**Description of the task**
Report each line of the material below where the word "duration" can be found.

#### Data excerpts

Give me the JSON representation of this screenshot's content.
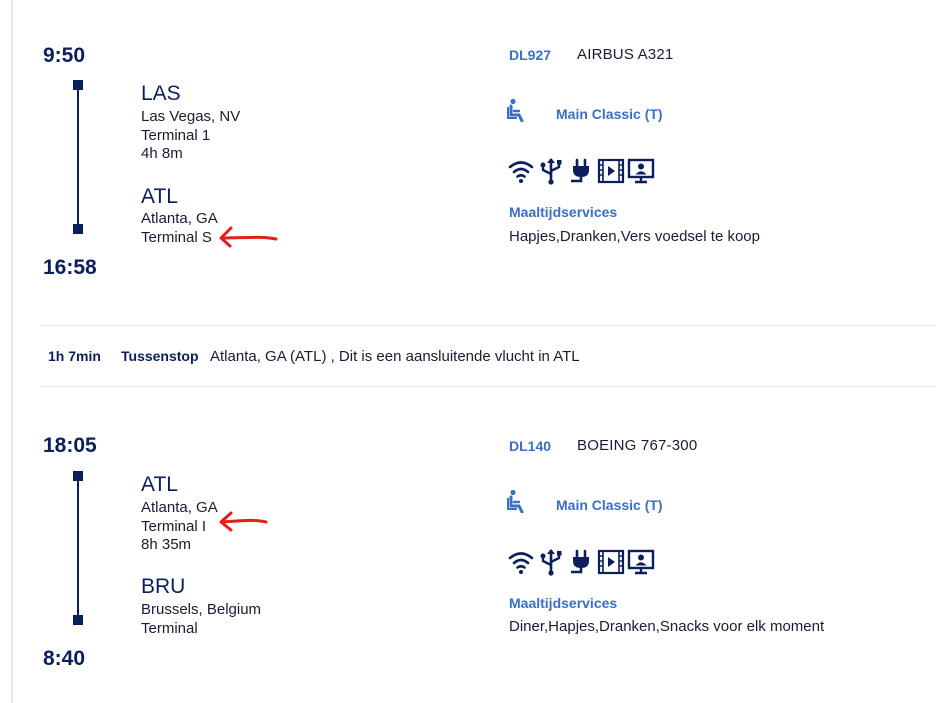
{
  "segments": [
    {
      "departure_time": "9:50",
      "arrival_time": "16:58",
      "origin": {
        "code": "LAS",
        "city": "Las Vegas, NV",
        "terminal": "Terminal 1"
      },
      "duration": "4h 8m",
      "destination": {
        "code": "ATL",
        "city": "Atlanta, GA",
        "terminal": "Terminal S"
      },
      "flight_number": "DL927",
      "aircraft": "AIRBUS A321",
      "cabin": "Main Classic (T)",
      "amenities": [
        "wifi-icon",
        "usb-icon",
        "power-plug-icon",
        "video-icon",
        "personal-screen-icon"
      ],
      "meal_title": "Maaltijdservices",
      "meal_text": "Hapjes,Dranken,Vers voedsel te koop"
    },
    {
      "departure_time": "18:05",
      "arrival_time": "8:40",
      "origin": {
        "code": "ATL",
        "city": "Atlanta, GA",
        "terminal": "Terminal I"
      },
      "duration": "8h 35m",
      "destination": {
        "code": "BRU",
        "city": "Brussels, Belgium",
        "terminal": "Terminal"
      },
      "flight_number": "DL140",
      "aircraft": "BOEING 767-300",
      "cabin": "Main Classic (T)",
      "amenities": [
        "wifi-icon",
        "usb-icon",
        "power-plug-icon",
        "video-icon",
        "personal-screen-icon"
      ],
      "meal_title": "Maaltijdservices",
      "meal_text": "Diner,Hapjes,Dranken,Snacks voor elk moment"
    }
  ],
  "layover": {
    "duration": "1h 7min",
    "label": "Tussenstop",
    "text": "Atlanta, GA (ATL) , Dit is een aansluitende vlucht in ATL"
  },
  "colors": {
    "navy": "#0b1f5c",
    "link_blue": "#3a6fc4",
    "annotation_red": "#e0201b"
  }
}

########

**Problem solution**
      "duration": "4h 8m",
      "duration": "8h 35m",
    "duration": "1h 7min",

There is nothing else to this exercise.